- WORK REQUIRED:
Each line of the listing that holds "this" counts once; report how many there are, and nothing more.

------------------------------------------------------------------------

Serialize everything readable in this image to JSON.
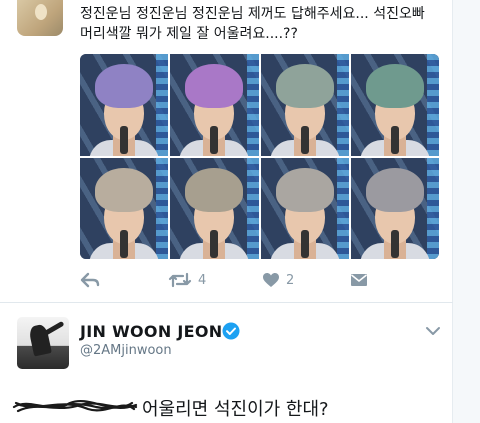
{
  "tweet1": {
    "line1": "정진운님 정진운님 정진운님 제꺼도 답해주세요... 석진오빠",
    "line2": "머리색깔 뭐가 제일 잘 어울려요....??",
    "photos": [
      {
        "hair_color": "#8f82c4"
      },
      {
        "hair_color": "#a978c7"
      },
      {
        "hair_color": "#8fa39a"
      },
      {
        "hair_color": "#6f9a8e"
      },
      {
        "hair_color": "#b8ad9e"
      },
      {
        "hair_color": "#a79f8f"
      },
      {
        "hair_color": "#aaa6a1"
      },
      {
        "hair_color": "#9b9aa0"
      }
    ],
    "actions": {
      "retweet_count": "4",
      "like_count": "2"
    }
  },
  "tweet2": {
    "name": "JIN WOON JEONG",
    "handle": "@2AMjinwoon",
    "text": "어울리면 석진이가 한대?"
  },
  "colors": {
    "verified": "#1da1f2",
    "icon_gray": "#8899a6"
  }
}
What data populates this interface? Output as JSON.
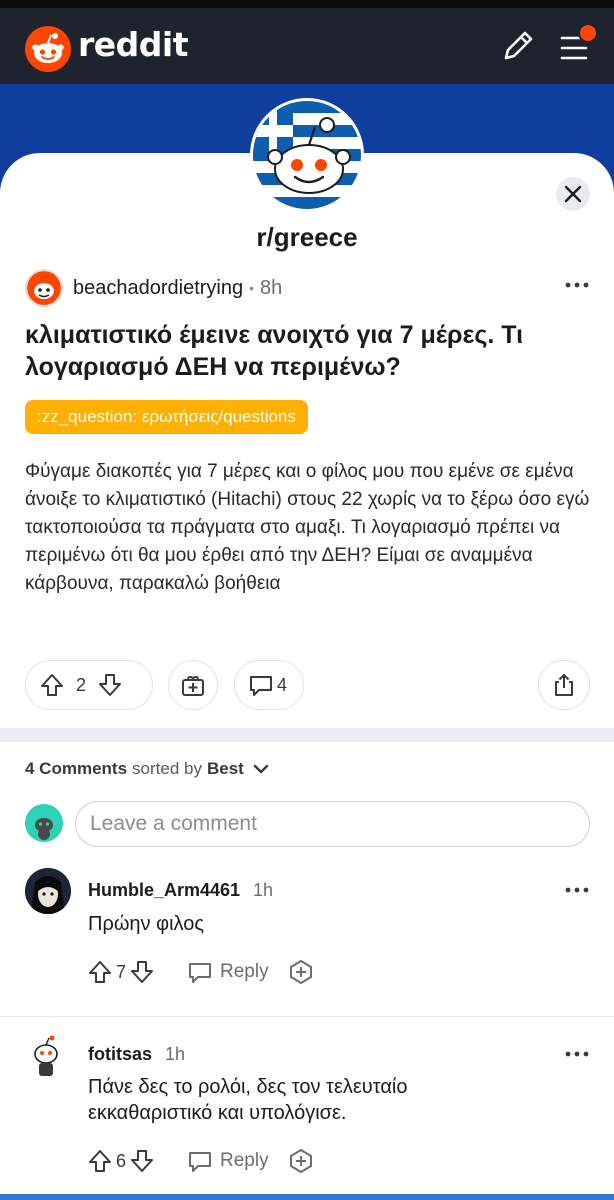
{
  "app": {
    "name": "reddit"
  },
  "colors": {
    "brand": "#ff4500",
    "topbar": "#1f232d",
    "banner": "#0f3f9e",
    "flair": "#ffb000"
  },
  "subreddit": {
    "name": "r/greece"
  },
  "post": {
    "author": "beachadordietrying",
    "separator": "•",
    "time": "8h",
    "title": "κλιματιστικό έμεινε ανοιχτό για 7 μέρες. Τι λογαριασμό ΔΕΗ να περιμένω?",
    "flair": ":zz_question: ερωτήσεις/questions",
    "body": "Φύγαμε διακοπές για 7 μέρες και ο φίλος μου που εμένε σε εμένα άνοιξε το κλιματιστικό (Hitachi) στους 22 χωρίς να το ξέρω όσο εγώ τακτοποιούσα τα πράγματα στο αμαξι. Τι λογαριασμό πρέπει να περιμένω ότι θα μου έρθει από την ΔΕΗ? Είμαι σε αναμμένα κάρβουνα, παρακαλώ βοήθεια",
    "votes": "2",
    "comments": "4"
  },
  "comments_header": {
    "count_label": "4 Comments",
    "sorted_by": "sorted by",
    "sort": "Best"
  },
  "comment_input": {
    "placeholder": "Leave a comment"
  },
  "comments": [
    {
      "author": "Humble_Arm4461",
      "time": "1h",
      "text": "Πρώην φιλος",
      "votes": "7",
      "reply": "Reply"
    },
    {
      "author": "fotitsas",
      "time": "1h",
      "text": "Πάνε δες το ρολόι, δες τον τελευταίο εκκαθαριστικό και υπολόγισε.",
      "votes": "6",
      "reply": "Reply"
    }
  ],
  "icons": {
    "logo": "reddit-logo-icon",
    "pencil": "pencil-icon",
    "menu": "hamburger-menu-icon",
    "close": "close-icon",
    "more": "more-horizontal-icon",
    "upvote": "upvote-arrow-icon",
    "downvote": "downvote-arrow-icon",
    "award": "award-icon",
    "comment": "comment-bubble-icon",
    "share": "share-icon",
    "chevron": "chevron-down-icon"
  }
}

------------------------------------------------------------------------

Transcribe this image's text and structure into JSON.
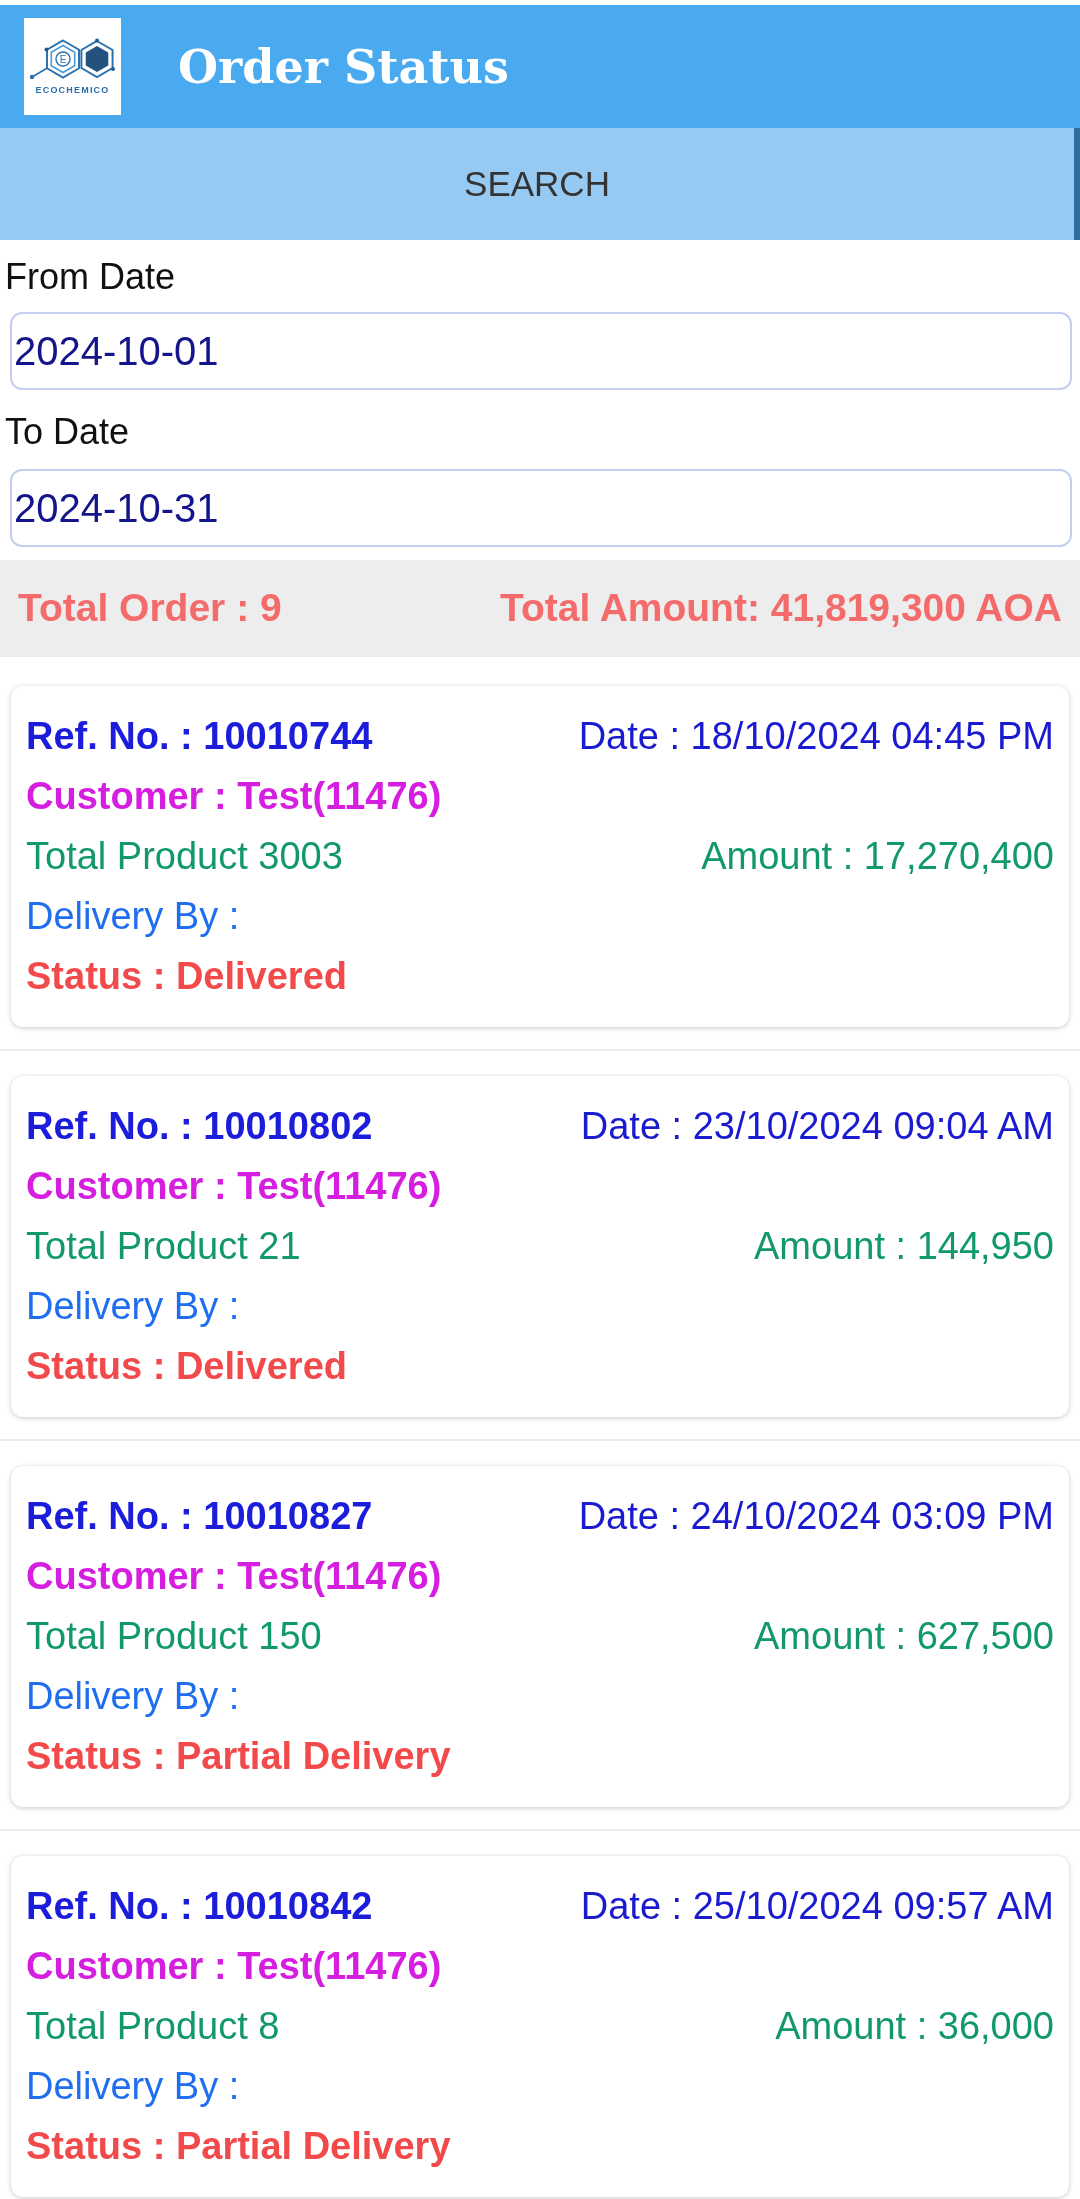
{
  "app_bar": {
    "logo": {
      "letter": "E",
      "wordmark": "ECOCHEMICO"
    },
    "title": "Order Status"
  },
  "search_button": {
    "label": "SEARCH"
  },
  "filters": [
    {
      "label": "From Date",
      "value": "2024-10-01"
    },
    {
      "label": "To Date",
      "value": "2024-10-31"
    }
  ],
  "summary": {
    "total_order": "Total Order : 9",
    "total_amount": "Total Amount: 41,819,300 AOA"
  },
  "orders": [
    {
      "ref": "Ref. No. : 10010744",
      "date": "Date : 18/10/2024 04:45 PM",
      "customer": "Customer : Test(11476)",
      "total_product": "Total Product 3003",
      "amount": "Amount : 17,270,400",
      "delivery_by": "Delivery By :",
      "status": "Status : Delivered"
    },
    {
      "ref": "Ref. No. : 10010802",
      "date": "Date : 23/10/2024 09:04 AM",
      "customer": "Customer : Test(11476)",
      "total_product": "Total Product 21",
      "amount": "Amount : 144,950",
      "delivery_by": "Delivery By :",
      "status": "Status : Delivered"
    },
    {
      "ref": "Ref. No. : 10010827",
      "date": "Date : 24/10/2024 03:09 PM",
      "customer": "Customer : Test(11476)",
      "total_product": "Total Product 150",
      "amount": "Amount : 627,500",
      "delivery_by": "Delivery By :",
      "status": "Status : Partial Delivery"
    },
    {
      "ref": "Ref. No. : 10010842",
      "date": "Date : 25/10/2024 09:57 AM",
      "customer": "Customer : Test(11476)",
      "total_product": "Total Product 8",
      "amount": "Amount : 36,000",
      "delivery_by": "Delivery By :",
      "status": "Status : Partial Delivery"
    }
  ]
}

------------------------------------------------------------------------

- ANSWER SECTION:
3